On the other hand, this kind of appeal may resonate with only a minority of the Democratic Party. After all, Sanders and Clinton voters did not differ much on their policy views, even though they were divided on whether they conceptualized politics in ideological terms. But with many voters caring more about picking a candidate who can defeat Trump than a candidate who agrees with them on the issues, it’s hard to know whether a candidate’s ideological appeal will help them wield a competitive edge in 2020.

Then again, there’s no reason Sanders can’t win the primary with a mix of ideological and not-so-ideological voters. Because even though Sanders does very well among very liberal voters, that doesn’t mean that his appeal is limited to them. Many voters see Sanders as electable, and he polls pretty well in head-to-head polls against Trump. And others might like Sanders’s consistency and authenticity, even if they don’t always agree with him. Take Sanders’s message of fighting against corruption and socioeconomic inequality. It is a pretty popular idea, and one that Democratic nominees have run on previously.

However, this doesn’t apply just to Sanders. The more moderate candidates will also need to widen their appeal beyond ideology. The race has now shifted to states with more diverse electorates, and many of the Democrats who do not think about their candidate preferences in ideological terms are nonwhite. Just as Sanders needs to recruit more than his ideological revolutionaries to build a majority, the more moderate candidates cannot succeed by merely saying Sanders is too far to the left. They, too, will need to make non-ideological appeals.

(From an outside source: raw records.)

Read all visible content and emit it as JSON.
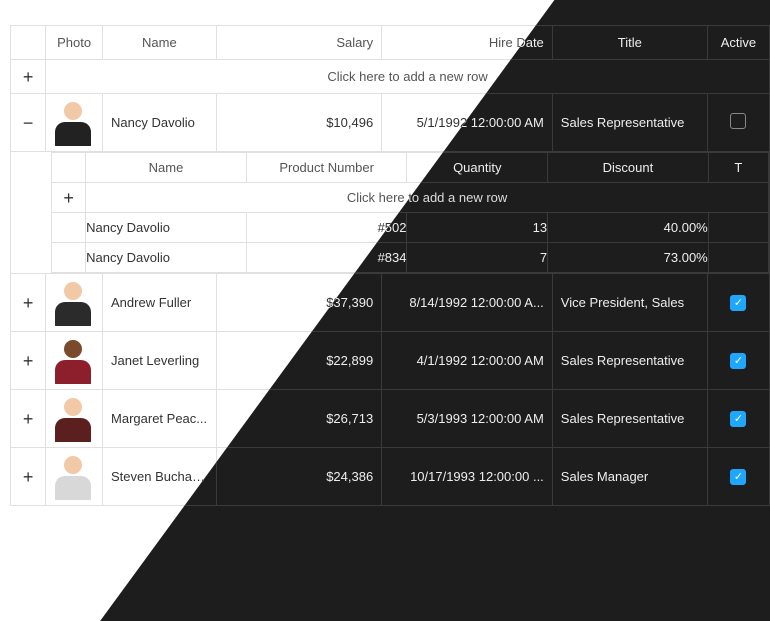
{
  "headers": {
    "photo": "Photo",
    "name": "Name",
    "salary": "Salary",
    "hire_date": "Hire Date",
    "title": "Title",
    "active": "Active"
  },
  "add_row_text": "Click here to add a new row",
  "detail_headers": {
    "name": "Name",
    "product_number": "Product Number",
    "quantity": "Quantity",
    "discount": "Discount",
    "extra_truncated": "T"
  },
  "detail_add_row_text": "Click here to add a new row",
  "rows": [
    {
      "expanded": true,
      "name": "Nancy Davolio",
      "salary": "$10,496",
      "hire_date": "5/1/1992 12:00:00 AM",
      "title": "Sales Representative",
      "active": false,
      "details": [
        {
          "name": "Nancy Davolio",
          "product_number": "#502",
          "quantity": "13",
          "discount": "40.00%"
        },
        {
          "name": "Nancy Davolio",
          "product_number": "#834",
          "quantity": "7",
          "discount": "73.00%"
        }
      ]
    },
    {
      "expanded": false,
      "name": "Andrew Fuller",
      "salary": "$37,390",
      "hire_date": "8/14/1992 12:00:00 A...",
      "title": "Vice President, Sales",
      "active": true
    },
    {
      "expanded": false,
      "name": "Janet Leverling",
      "salary": "$22,899",
      "hire_date": "4/1/1992 12:00:00 AM",
      "title": "Sales Representative",
      "active": true
    },
    {
      "expanded": false,
      "name": "Margaret  Peac...",
      "salary": "$26,713",
      "hire_date": "5/3/1993 12:00:00 AM",
      "title": "Sales Representative",
      "active": true
    },
    {
      "expanded": false,
      "name": "Steven  Buchan...",
      "salary": "$24,386",
      "hire_date": "10/17/1993 12:00:00 ...",
      "title": "Sales Manager",
      "active": true
    }
  ]
}
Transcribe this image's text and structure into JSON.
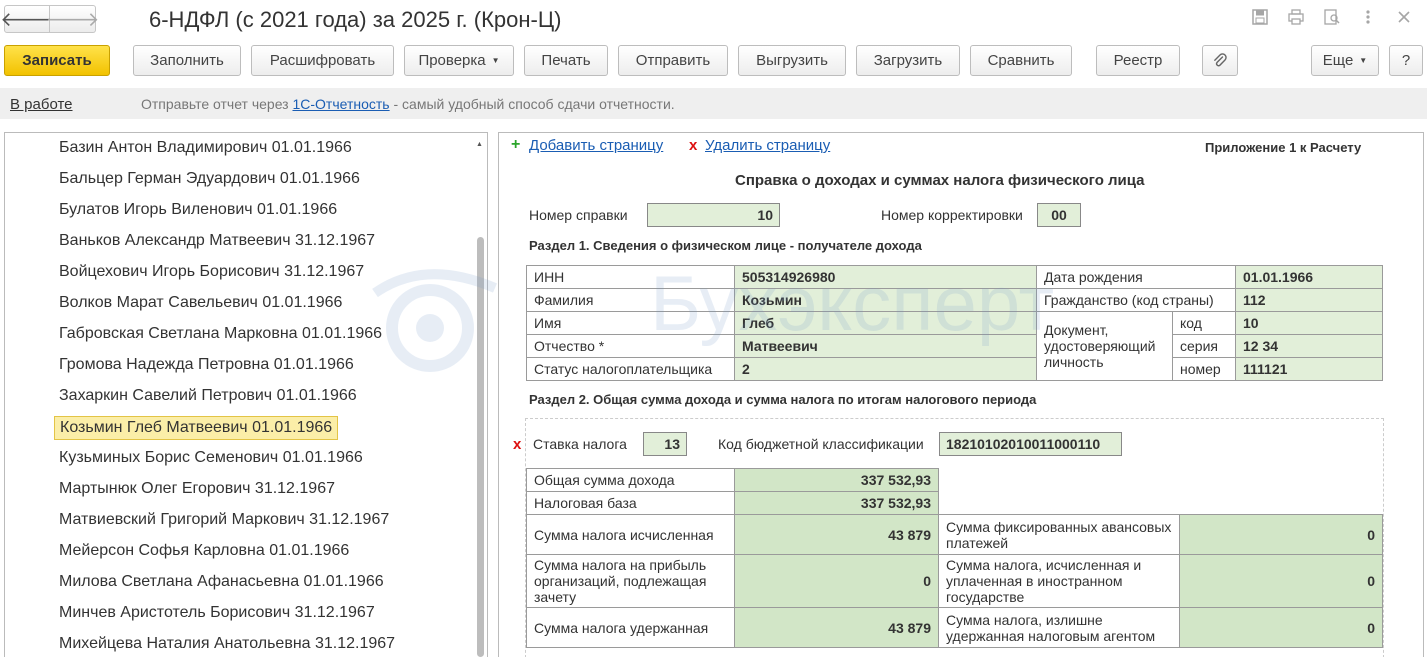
{
  "window": {
    "title": "6-НДФЛ (с 2021 года) за 2025 г. (Крон-Ц)",
    "nav_back": "🡐",
    "nav_forward": "🡒",
    "icons": [
      "save-icon",
      "print-icon",
      "search-icon",
      "more-vertical-icon",
      "close-icon"
    ]
  },
  "toolbar": {
    "save": "Записать",
    "fill": "Заполнить",
    "decode": "Расшифровать",
    "check": "Проверка",
    "print": "Печать",
    "send": "Отправить",
    "export": "Выгрузить",
    "import": "Загрузить",
    "compare": "Сравнить",
    "registry": "Реестр",
    "more": "Еще",
    "help": "?"
  },
  "infobar": {
    "status": "В работе",
    "text_before": "Отправьте отчет через ",
    "link": "1С-Отчетность",
    "text_after": " - самый удобный способ сдачи отчетности."
  },
  "employees": [
    "Базин Антон Владимирович 01.01.1966",
    "Бальцер Герман Эдуардович 01.01.1966",
    "Булатов Игорь Виленович 01.01.1966",
    "Ваньков Александр Матвеевич 31.12.1967",
    "Войцехович Игорь Борисович 31.12.1967",
    "Волков Марат Савельевич 01.01.1966",
    "Габровская Светлана Марковна 01.01.1966",
    "Громова Надежда Петровна 01.01.1966",
    "Захаркин Савелий Петрович 01.01.1966",
    "Козьмин Глеб Матвеевич 01.01.1966",
    "Кузьминых Борис Семенович 01.01.1966",
    "Мартынюк Олег Егорович 31.12.1967",
    "Матвиевский Григорий Маркович 31.12.1967",
    "Мейерсон Софья Карловна 01.01.1966",
    "Милова Светлана Афанасьевна 01.01.1966",
    "Минчев Аристотель Борисович 31.12.1967",
    "Михейцева Наталия Анатольевна 31.12.1967"
  ],
  "selected_employee_index": 9,
  "form": {
    "add_page": "Добавить страницу",
    "delete_page": "Удалить страницу",
    "appendix": "Приложение 1 к Расчету",
    "heading": "Справка о доходах и суммах налога физического лица",
    "cert_number_label": "Номер справки",
    "cert_number": "10",
    "correction_label": "Номер корректировки",
    "correction": "00",
    "section1_title": "Раздел 1. Сведения о физическом лице - получателе дохода",
    "inn_label": "ИНН",
    "inn": "505314926980",
    "birth_label": "Дата рождения",
    "birth": "01.01.1966",
    "lastname_label": "Фамилия",
    "lastname": "Козьмин",
    "citizenship_label": "Гражданство (код страны)",
    "citizenship": "112",
    "firstname_label": "Имя",
    "firstname": "Глеб",
    "doc_label": "Документ, удостоверяющий личность",
    "doc_code_label": "код",
    "doc_code": "10",
    "patronymic_label": "Отчество *",
    "patronymic": "Матвеевич",
    "doc_series_label": "серия",
    "doc_series": "12 34",
    "taxpayer_status_label": "Статус налогоплательщика",
    "taxpayer_status": "2",
    "doc_number_label": "номер",
    "doc_number": "111121",
    "section2_title": "Раздел 2. Общая сумма дохода и сумма налога по итогам налогового периода",
    "rate_label": "Ставка налога",
    "rate": "13",
    "kbk_label": "Код бюджетной классификации",
    "kbk": "18210102010011000110",
    "total_income_label": "Общая сумма дохода",
    "total_income": "337 532,93",
    "tax_base_label": "Налоговая база",
    "tax_base": "337 532,93",
    "tax_calc_label": "Сумма налога исчисленная",
    "tax_calc": "43 879",
    "fixed_adv_label": "Сумма фиксированных авансовых платежей",
    "fixed_adv": "0",
    "profit_tax_label": "Сумма налога на прибыль организаций, подлежащая зачету",
    "profit_tax": "0",
    "foreign_tax_label": "Сумма налога, исчисленная и уплаченная в иностранном государстве",
    "foreign_tax": "0",
    "tax_withheld_label": "Сумма налога удержанная",
    "tax_withheld": "43 879",
    "over_withheld_label": "Сумма налога, излишне удержанная налоговым агентом",
    "over_withheld": "0"
  },
  "watermark": "Бухэксперт"
}
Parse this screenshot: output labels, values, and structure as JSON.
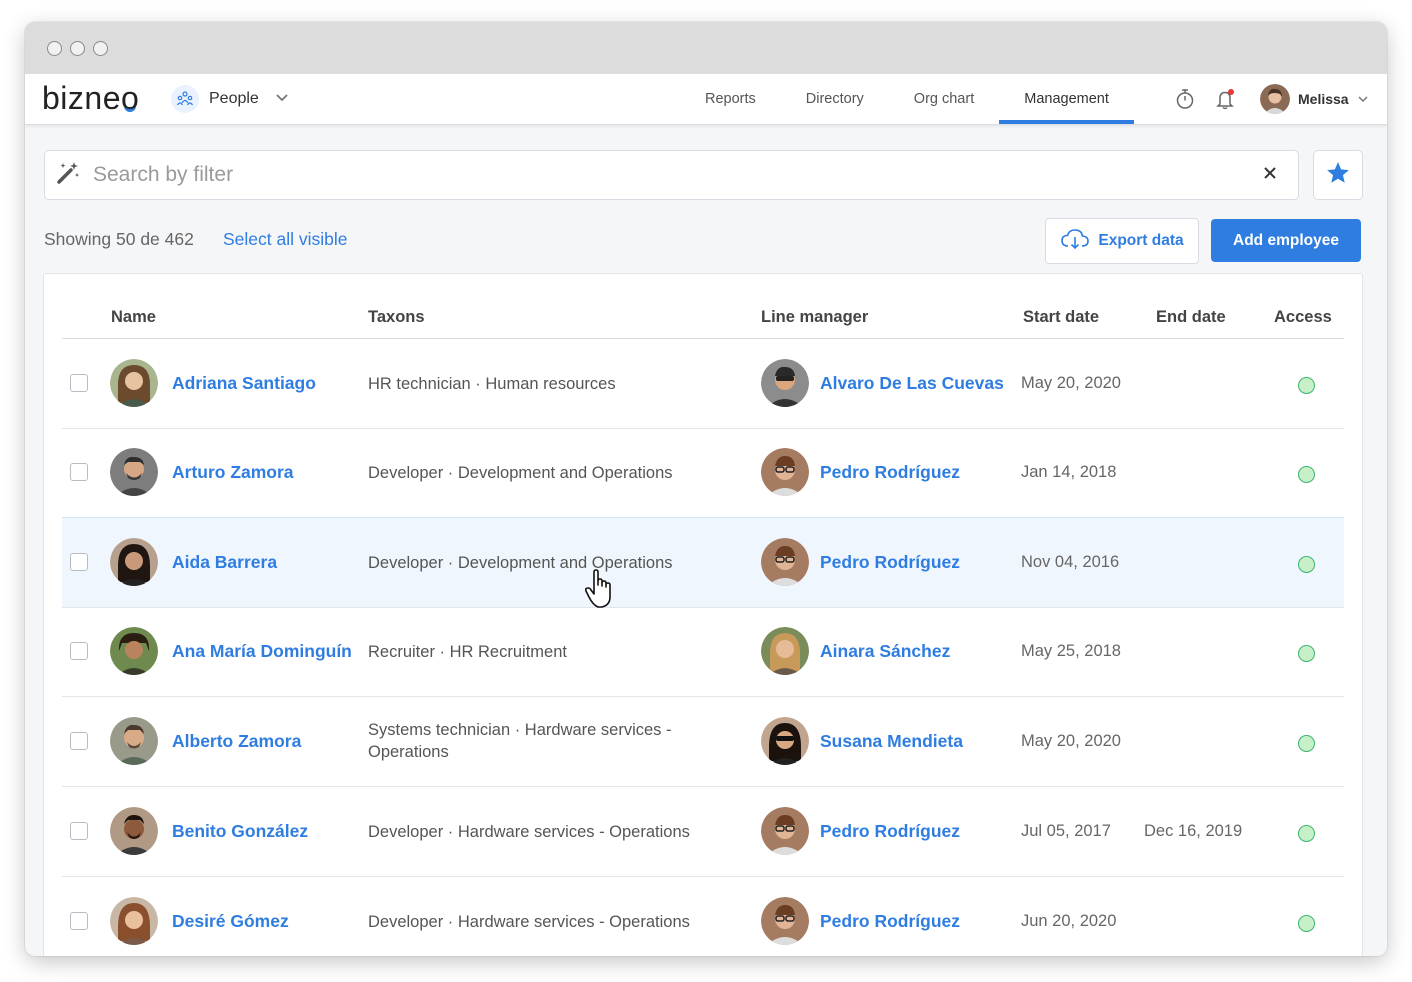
{
  "app": {
    "logo": "bizneo",
    "module_label": "People"
  },
  "nav": {
    "tabs": [
      {
        "label": "Reports"
      },
      {
        "label": "Directory"
      },
      {
        "label": "Org chart"
      },
      {
        "label": "Management",
        "active": true
      }
    ],
    "user_name": "Melissa"
  },
  "search": {
    "placeholder": "Search by filter"
  },
  "summary": {
    "showing": "Showing 50 de 462",
    "select_all": "Select all visible"
  },
  "actions": {
    "export": "Export data",
    "add": "Add employee"
  },
  "colors": {
    "accent": "#2f7de1",
    "access_active": "#3cb371"
  },
  "table": {
    "columns": {
      "name": "Name",
      "taxons": "Taxons",
      "line_manager": "Line manager",
      "start_date": "Start date",
      "end_date": "End date",
      "access": "Access"
    },
    "rows": [
      {
        "name": "Adriana Santiago",
        "taxons": "HR technician · Human resources",
        "manager": "Alvaro De Las Cuevas",
        "start": "May 20, 2020",
        "end": "",
        "access": "active"
      },
      {
        "name": "Arturo Zamora",
        "taxons": "Developer · Development and Operations",
        "manager": "Pedro Rodríguez",
        "start": "Jan 14, 2018",
        "end": "",
        "access": "active"
      },
      {
        "name": "Aida Barrera",
        "taxons": "Developer · Development and Operations",
        "manager": "Pedro Rodríguez",
        "start": "Nov 04, 2016",
        "end": "",
        "access": "active"
      },
      {
        "name": "Ana María Dominguín",
        "taxons": "Recruiter · HR Recruitment",
        "manager": "Ainara Sánchez",
        "start": "May 25, 2018",
        "end": "",
        "access": "active"
      },
      {
        "name": "Alberto Zamora",
        "taxons": "Systems technician · Hardware services - Operations",
        "manager": "Susana Mendieta",
        "start": "May 20, 2020",
        "end": "",
        "access": "active"
      },
      {
        "name": "Benito González",
        "taxons": "Developer · Hardware services - Operations",
        "manager": "Pedro Rodríguez",
        "start": "Jul 05, 2017",
        "end": "Dec 16, 2019",
        "access": "active"
      },
      {
        "name": "Desiré Gómez",
        "taxons": "Developer · Hardware services - Operations",
        "manager": "Pedro Rodríguez",
        "start": "Jun 20, 2020",
        "end": "",
        "access": "active"
      }
    ]
  }
}
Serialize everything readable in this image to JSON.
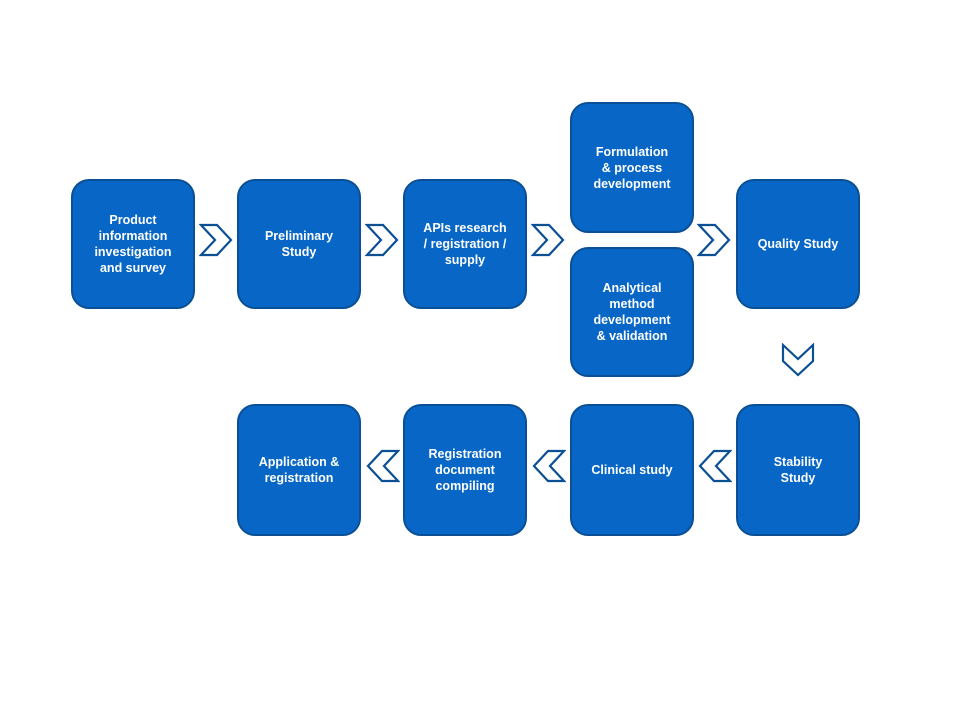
{
  "diagram": {
    "type": "process-flow",
    "colors": {
      "box_fill": "#0766c6",
      "box_border": "#0b4f94",
      "arrow_stroke": "#0b4f94",
      "text": "#ffffff",
      "background": "#ffffff"
    },
    "steps": [
      {
        "id": "product-info",
        "label": "Product\ninformation\ninvestigation\nand survey"
      },
      {
        "id": "preliminary",
        "label": "Preliminary\nStudy"
      },
      {
        "id": "apis",
        "label": "APIs research\n/ registration /\nsupply"
      },
      {
        "id": "formulation",
        "label": "Formulation\n& process\ndevelopment"
      },
      {
        "id": "analytical",
        "label": "Analytical\nmethod\ndevelopment\n& validation"
      },
      {
        "id": "quality",
        "label": "Quality Study"
      },
      {
        "id": "stability",
        "label": "Stability\nStudy"
      },
      {
        "id": "clinical",
        "label": "Clinical study"
      },
      {
        "id": "registration-doc",
        "label": "Registration\ndocument\ncompiling"
      },
      {
        "id": "application",
        "label": "Application &\nregistration"
      }
    ],
    "arrows": [
      {
        "from": "product-info",
        "to": "preliminary",
        "direction": "right"
      },
      {
        "from": "preliminary",
        "to": "apis",
        "direction": "right"
      },
      {
        "from": "apis",
        "to": "formulation/analytical",
        "direction": "right"
      },
      {
        "from": "formulation/analytical",
        "to": "quality",
        "direction": "right"
      },
      {
        "from": "quality",
        "to": "stability",
        "direction": "down"
      },
      {
        "from": "stability",
        "to": "clinical",
        "direction": "left"
      },
      {
        "from": "clinical",
        "to": "registration-doc",
        "direction": "left"
      },
      {
        "from": "registration-doc",
        "to": "application",
        "direction": "left"
      }
    ]
  }
}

Of course, once the general-election race begins, running an ideological campaign could be a risk because it could leave out less ideological swing voters, but Democrats, including Sanders, have an effective alternative. Traditionally, Democrats have run campaigns that emphasize the groups that their party intends to help, including women, minorities, the poor, and especially the middle class. Whoever the nominee, “Who’s on your side?” may remain Democrats’ most popular message, appealing to both ideological and not-so-ideological voters.